Because offenders often try to use these pieces of legislation in their defence, they are commonly seen as a barrier to investigatory activity such as the installation of covert cameras. But the truth is that if proper policies and procedures are adhered to then this legislation actually helps you and your investigator. In essence, you can investigate so long as what you are doing is deemed reasonable for the circumstances.
In all our time investigating in the commercial sector this legislation has never proved a defence or been contested in court or tribunal.
Every case of workplace theft is different, and each requires a bespoke investigatory solution.
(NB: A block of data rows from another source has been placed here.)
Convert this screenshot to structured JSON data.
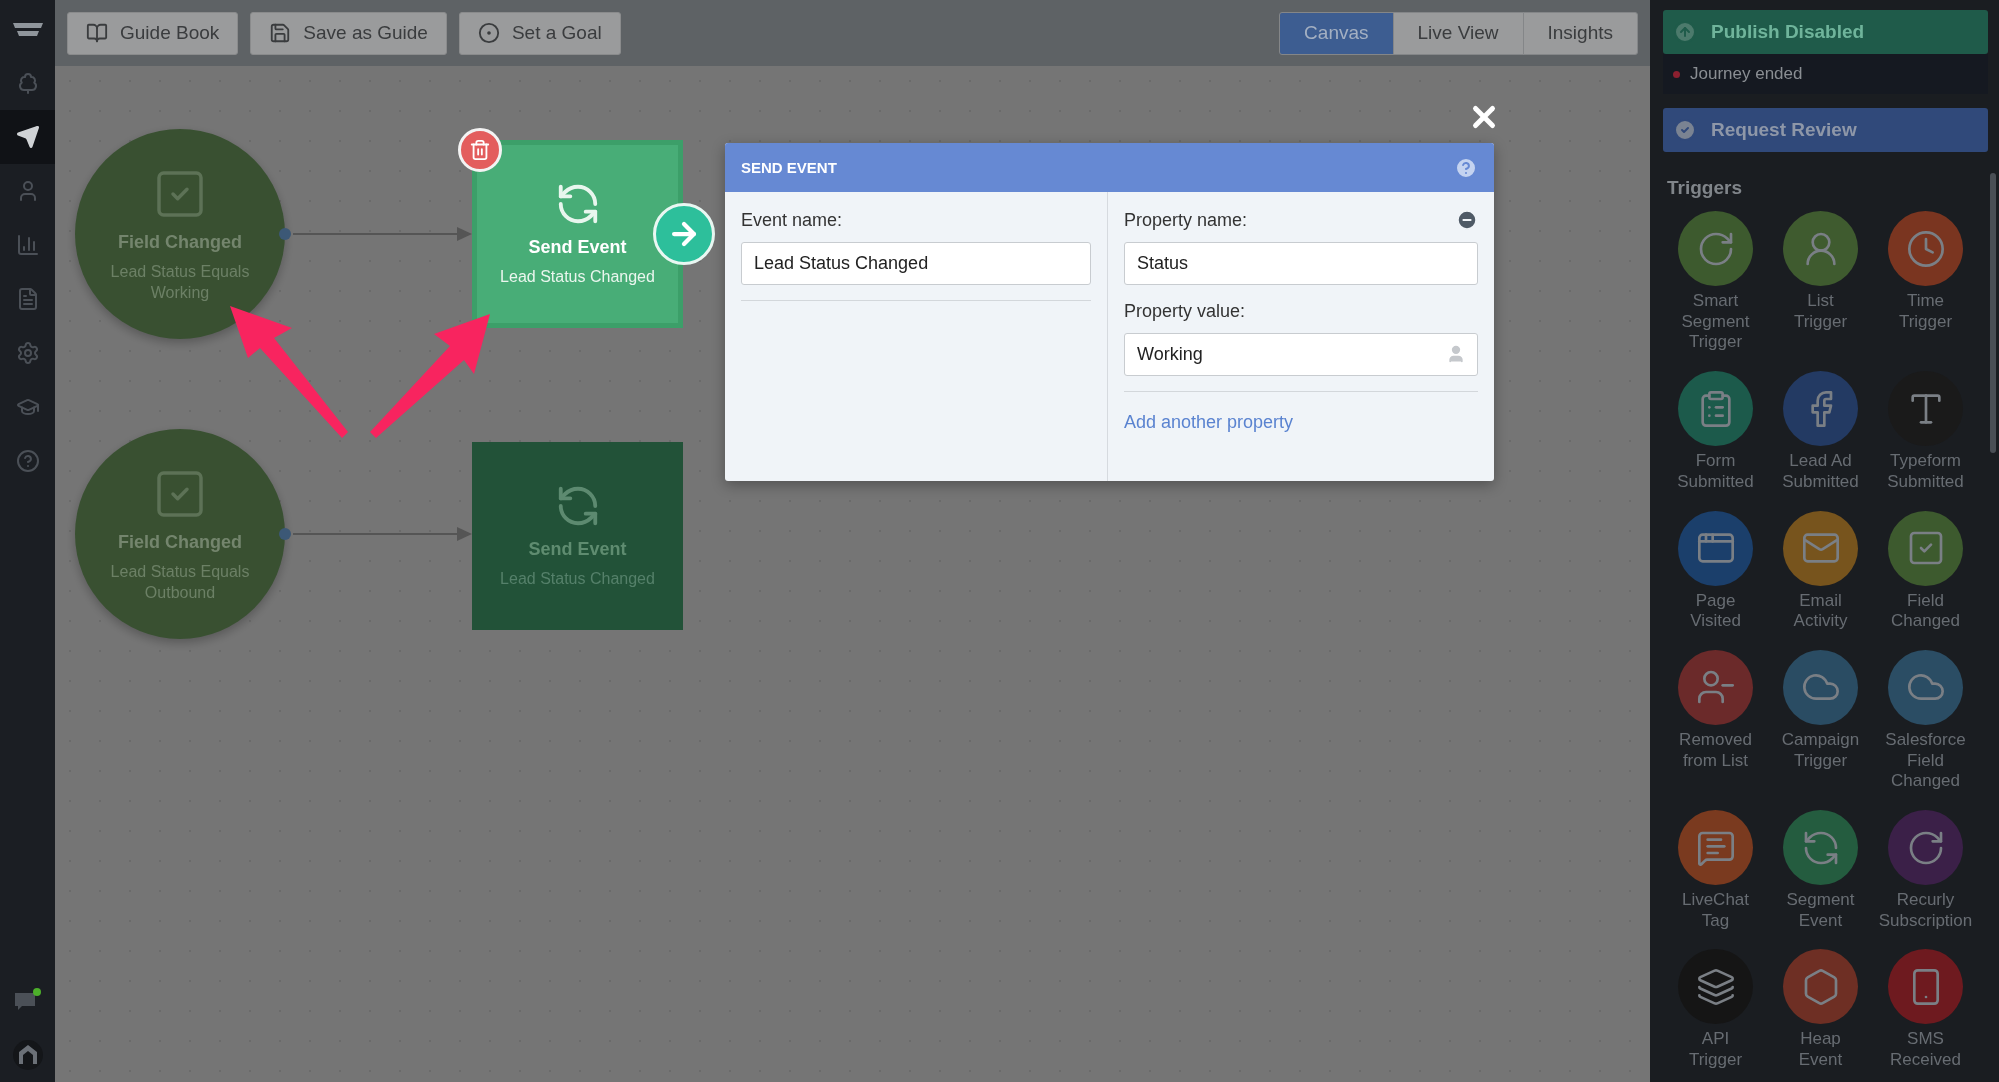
{
  "nav_items": [
    {
      "selected": false
    },
    {
      "selected": true
    },
    {
      "selected": false
    },
    {
      "selected": false
    },
    {
      "selected": false
    },
    {
      "selected": false
    },
    {
      "selected": false
    },
    {
      "selected": false
    }
  ],
  "toolbar": {
    "buttons": [
      "Guide Book",
      "Save as Guide",
      "Set a Goal"
    ],
    "tabs": [
      {
        "label": "Canvas",
        "selected": true
      },
      {
        "label": "Live View",
        "selected": false
      },
      {
        "label": "Insights",
        "selected": false
      }
    ]
  },
  "canvas": {
    "nodes": [
      {
        "kind": "trigger",
        "title": "Field Changed",
        "subtitle": "Lead Status Equals Working",
        "selected": false
      },
      {
        "kind": "action",
        "title": "Send Event",
        "subtitle": "Lead Status Changed",
        "selected": true
      },
      {
        "kind": "trigger",
        "title": "Field Changed",
        "subtitle": "Lead Status Equals Outbound",
        "selected": false
      },
      {
        "kind": "action",
        "title": "Send Event",
        "subtitle": "Lead Status Changed",
        "selected": false
      }
    ]
  },
  "dialog": {
    "title": "SEND EVENT",
    "event_name_label": "Event name:",
    "event_name": "Lead Status Changed",
    "property_name_label": "Property name:",
    "property_name": "Status",
    "property_value_label": "Property value:",
    "property_value": "Working",
    "add_link": "Add another property"
  },
  "sidebar": {
    "publish": "Publish Disabled",
    "status": "Journey ended",
    "review": "Request Review",
    "section": "Triggers",
    "triggers": [
      {
        "label": "Smart\nSegment\nTrigger",
        "color": "#3d5a2e"
      },
      {
        "label": "List\nTrigger",
        "color": "#3f5b2f"
      },
      {
        "label": "Time\nTrigger",
        "color": "#7a3520"
      },
      {
        "label": "Form\nSubmitted",
        "color": "#1c5a4b"
      },
      {
        "label": "Lead Ad\nSubmitted",
        "color": "#233a63"
      },
      {
        "label": "Typeform\nSubmitted",
        "color": "#1a1a1a"
      },
      {
        "label": "Page\nVisited",
        "color": "#1b3f6b"
      },
      {
        "label": "Email\nActivity",
        "color": "#77541d"
      },
      {
        "label": "Field\nChanged",
        "color": "#3d5a2e"
      },
      {
        "label": "Removed\nfrom List",
        "color": "#6b2a2a"
      },
      {
        "label": "Campaign\nTrigger",
        "color": "#2a4c63"
      },
      {
        "label": "Salesforce\nField\nChanged",
        "color": "#2b4d64"
      },
      {
        "label": "LiveChat\nTag",
        "color": "#7a3a1f"
      },
      {
        "label": "Segment\nEvent",
        "color": "#245c3f"
      },
      {
        "label": "Recurly\nSubscription",
        "color": "#3b2048"
      },
      {
        "label": "API\nTrigger",
        "color": "#151515"
      },
      {
        "label": "Heap\nEvent",
        "color": "#6e2f24"
      },
      {
        "label": "SMS\nReceived",
        "color": "#6e1a1f"
      }
    ]
  }
}
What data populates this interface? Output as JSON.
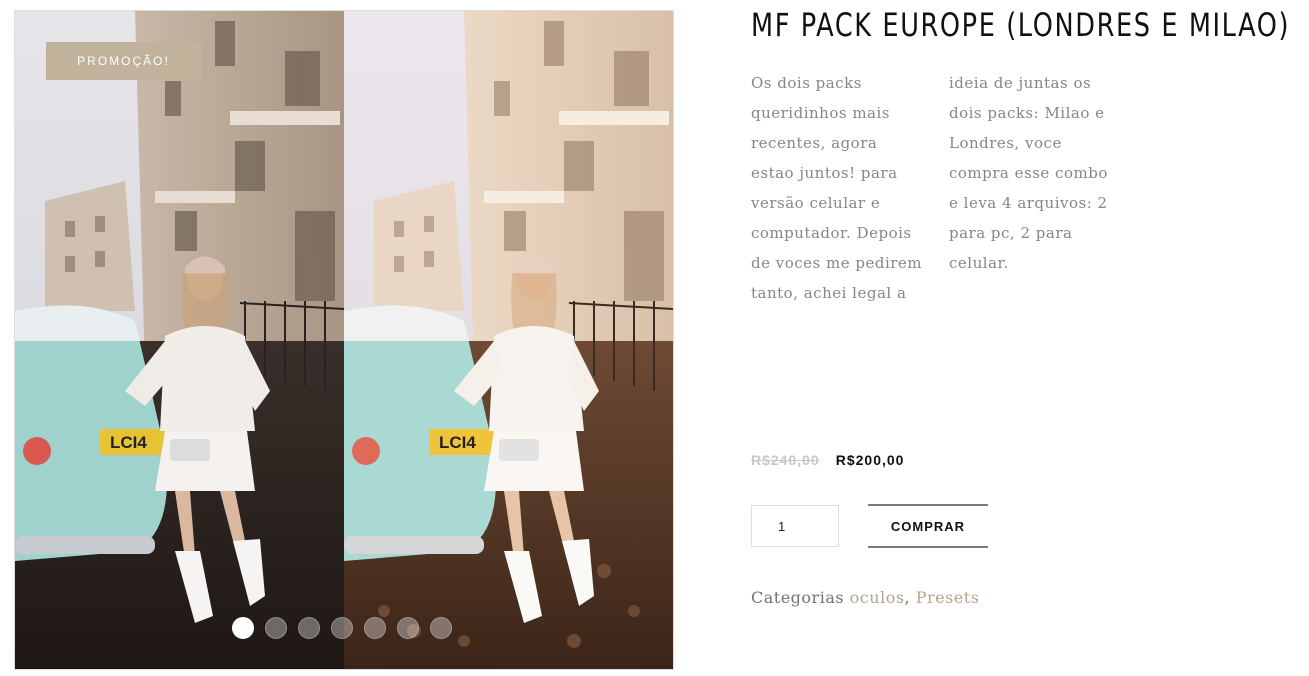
{
  "gallery": {
    "sale_badge": "PROMOÇÃO!",
    "slides_count": 7,
    "active_slide": 1
  },
  "product": {
    "title": "MF PACK EUROPE (LONDRES E MILAO)",
    "description": "Os dois packs queridinhos mais recentes, agora estao juntos! para versão celular e computador. Depois de voces me pedirem tanto, achei legal a ideia de juntas os dois packs: Milao e Londres, voce compra esse combo e leva 4 arquivos: 2 para pc, 2 para celular.",
    "price_old": "R$240,00",
    "price_new": "R$200,00",
    "quantity": "1",
    "buy_label": "COMPRAR",
    "categories_label": "Categorias",
    "categories": [
      "oculos",
      "Presets"
    ],
    "category_separator": ", "
  },
  "colors": {
    "badge": "#c0b29b",
    "link": "#b5a48a",
    "text_muted": "#8a8580"
  }
}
As a specialist commercial investigator, Expert Investigations first job is to help you identify the methods most appropriate to your situation.
In some cases our approach may look to the outsider to be overly sophisticated or elaborate. But for all the reasons we have detailed above, it is critical that we gather the right evidence at the first time of asking. To ‘spook’ an offender and give them a chance of stopping and/or covering their tracks could jeopardise not only your chances of detecting and resolving this incident, but also your opportunity to stop it reoccurring at the later date.
Methods may be as simple as fitting a covert camera into an office to observe thefts of cash from employees’ drawers. A recent case saw us fitting smoke alarms into an office, each containing a tiny covert camera invisible to the naked eye. This was all that was required to record the evidence of a member of staff stealing money from colleagues’ drawers.
Often there is a need to have a surveillance team follow a subject in order to gather and preserve the evidence of thefts. One recent case saw us insert an observations team into a builder’s van to observe the yard of a metal manufacturer. Our team observed staff members loading their own vehicles with metal and then followed the offenders to another location where the stolen metal was delivered. All of this was video recorded and presented to the client.
Just occasionally things do get slightly more ‘extreme’. When we were asked to investigate and provide evidence of items being removed from a wooded environment, we could see that the only opportunity to gather this evidence was to ‘dig in’ to the undergrowth. Fortunately this was a simple task for one of our military teams and the approach proved effective at first time of asking.
In each of these cases, a combination of the right methods, the right equipment, used by the right team with the right preparation, resulted in successful operations. Each time the client was delighted with how quickly they received the lawful evidence required to catch – and stop – the thief.
As we have seen, workplace theft is a common problem which can – and indeed should – be stopped. It is rarely a something which just goes away; on the contrary, it often escalates as offenders become emboldened by years of ‘getting away with it’.
Although the lack of police interest can seem daunting and unfair, it certainly doesn’t mean you are helpless to act. A specialist commercial investigation and risk control specialist like Expert Investigations has at its disposal the investigatory expertise, the technology and the legislative framework required to stop the problem dead in its tracks and to prevent it happening again.
For a no obligation and 100% confidential discussion about your workplace theft issue, please call us today on 02476 630 498 or email email@example.com
Or click here for more information about our workplace theft solutions.